What to work on: Each record is to be printed exactly as given, down to the last mark.

Given data:
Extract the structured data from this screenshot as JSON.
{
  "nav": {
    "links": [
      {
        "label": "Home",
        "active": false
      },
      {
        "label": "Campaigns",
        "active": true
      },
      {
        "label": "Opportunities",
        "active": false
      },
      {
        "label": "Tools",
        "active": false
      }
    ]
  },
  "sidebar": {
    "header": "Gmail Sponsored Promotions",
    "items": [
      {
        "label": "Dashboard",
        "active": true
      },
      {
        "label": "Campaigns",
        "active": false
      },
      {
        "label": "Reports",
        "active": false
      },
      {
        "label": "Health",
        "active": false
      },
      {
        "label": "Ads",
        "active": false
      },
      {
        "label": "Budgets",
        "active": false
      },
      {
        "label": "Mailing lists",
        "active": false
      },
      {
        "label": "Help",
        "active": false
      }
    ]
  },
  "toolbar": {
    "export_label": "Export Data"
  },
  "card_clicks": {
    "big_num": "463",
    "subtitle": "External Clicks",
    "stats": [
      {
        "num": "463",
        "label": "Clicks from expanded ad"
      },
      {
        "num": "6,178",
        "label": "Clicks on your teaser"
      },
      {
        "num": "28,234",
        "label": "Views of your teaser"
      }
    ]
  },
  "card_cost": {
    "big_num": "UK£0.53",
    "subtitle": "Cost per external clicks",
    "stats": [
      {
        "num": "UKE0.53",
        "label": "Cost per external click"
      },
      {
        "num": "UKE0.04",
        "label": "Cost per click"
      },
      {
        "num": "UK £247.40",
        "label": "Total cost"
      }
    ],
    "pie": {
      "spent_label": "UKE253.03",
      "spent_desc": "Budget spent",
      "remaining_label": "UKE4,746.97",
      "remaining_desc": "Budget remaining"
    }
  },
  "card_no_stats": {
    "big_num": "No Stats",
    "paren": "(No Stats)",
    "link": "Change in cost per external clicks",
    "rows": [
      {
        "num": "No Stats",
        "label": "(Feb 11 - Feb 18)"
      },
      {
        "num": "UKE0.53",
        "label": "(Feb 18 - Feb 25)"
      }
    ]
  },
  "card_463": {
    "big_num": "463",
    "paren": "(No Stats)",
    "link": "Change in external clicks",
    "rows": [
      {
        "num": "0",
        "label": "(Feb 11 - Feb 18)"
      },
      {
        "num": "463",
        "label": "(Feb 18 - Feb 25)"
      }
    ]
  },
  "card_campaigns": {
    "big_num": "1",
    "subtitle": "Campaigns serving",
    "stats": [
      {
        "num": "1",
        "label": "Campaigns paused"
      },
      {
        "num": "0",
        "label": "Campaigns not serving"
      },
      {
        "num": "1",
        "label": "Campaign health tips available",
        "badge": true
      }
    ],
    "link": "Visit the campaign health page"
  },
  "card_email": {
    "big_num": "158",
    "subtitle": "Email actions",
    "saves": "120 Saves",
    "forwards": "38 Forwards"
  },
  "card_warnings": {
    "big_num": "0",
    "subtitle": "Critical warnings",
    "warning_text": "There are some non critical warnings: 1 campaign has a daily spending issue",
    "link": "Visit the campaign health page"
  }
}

Expected answer:
Extract the structured data from this screenshot as JSON.
{
  "nav": {
    "links": [
      {
        "label": "Home",
        "active": false
      },
      {
        "label": "Campaigns",
        "active": true
      },
      {
        "label": "Opportunities",
        "active": false
      },
      {
        "label": "Tools",
        "active": false
      }
    ]
  },
  "sidebar": {
    "header": "Gmail Sponsored Promotions",
    "items": [
      {
        "label": "Dashboard",
        "active": true
      },
      {
        "label": "Campaigns",
        "active": false
      },
      {
        "label": "Reports",
        "active": false
      },
      {
        "label": "Health",
        "active": false
      },
      {
        "label": "Ads",
        "active": false
      },
      {
        "label": "Budgets",
        "active": false
      },
      {
        "label": "Mailing lists",
        "active": false
      },
      {
        "label": "Help",
        "active": false
      }
    ]
  },
  "toolbar": {
    "export_label": "Export Data"
  },
  "card_clicks": {
    "big_num": "463",
    "subtitle": "External Clicks",
    "stats": [
      {
        "num": "463",
        "label": "Clicks from expanded ad"
      },
      {
        "num": "6,178",
        "label": "Clicks on your teaser"
      },
      {
        "num": "28,234",
        "label": "Views of your teaser"
      }
    ]
  },
  "card_cost": {
    "big_num": "UK£0.53",
    "subtitle": "Cost per external clicks",
    "stats": [
      {
        "num": "UKE0.53",
        "label": "Cost per external click"
      },
      {
        "num": "UKE0.04",
        "label": "Cost per click"
      },
      {
        "num": "UK £247.40",
        "label": "Total cost"
      }
    ],
    "pie": {
      "spent_label": "UKE253.03",
      "spent_desc": "Budget spent",
      "remaining_label": "UKE4,746.97",
      "remaining_desc": "Budget remaining"
    }
  },
  "card_no_stats": {
    "big_num": "No Stats",
    "paren": "(No Stats)",
    "link": "Change in cost per external clicks",
    "rows": [
      {
        "num": "No Stats",
        "label": "(Feb 11 - Feb 18)"
      },
      {
        "num": "UKE0.53",
        "label": "(Feb 18 - Feb 25)"
      }
    ]
  },
  "card_463": {
    "big_num": "463",
    "paren": "(No Stats)",
    "link": "Change in external clicks",
    "rows": [
      {
        "num": "0",
        "label": "(Feb 11 - Feb 18)"
      },
      {
        "num": "463",
        "label": "(Feb 18 - Feb 25)"
      }
    ]
  },
  "card_campaigns": {
    "big_num": "1",
    "subtitle": "Campaigns serving",
    "stats": [
      {
        "num": "1",
        "label": "Campaigns paused"
      },
      {
        "num": "0",
        "label": "Campaigns not serving"
      },
      {
        "num": "1",
        "label": "Campaign health tips available",
        "badge": true
      }
    ],
    "link": "Visit the campaign health page"
  },
  "card_email": {
    "big_num": "158",
    "subtitle": "Email actions",
    "saves": "120 Saves",
    "forwards": "38 Forwards"
  },
  "card_warnings": {
    "big_num": "0",
    "subtitle": "Critical warnings",
    "warning_text": "There are some non critical warnings: 1 campaign has a daily spending issue",
    "link": "Visit the campaign health page"
  }
}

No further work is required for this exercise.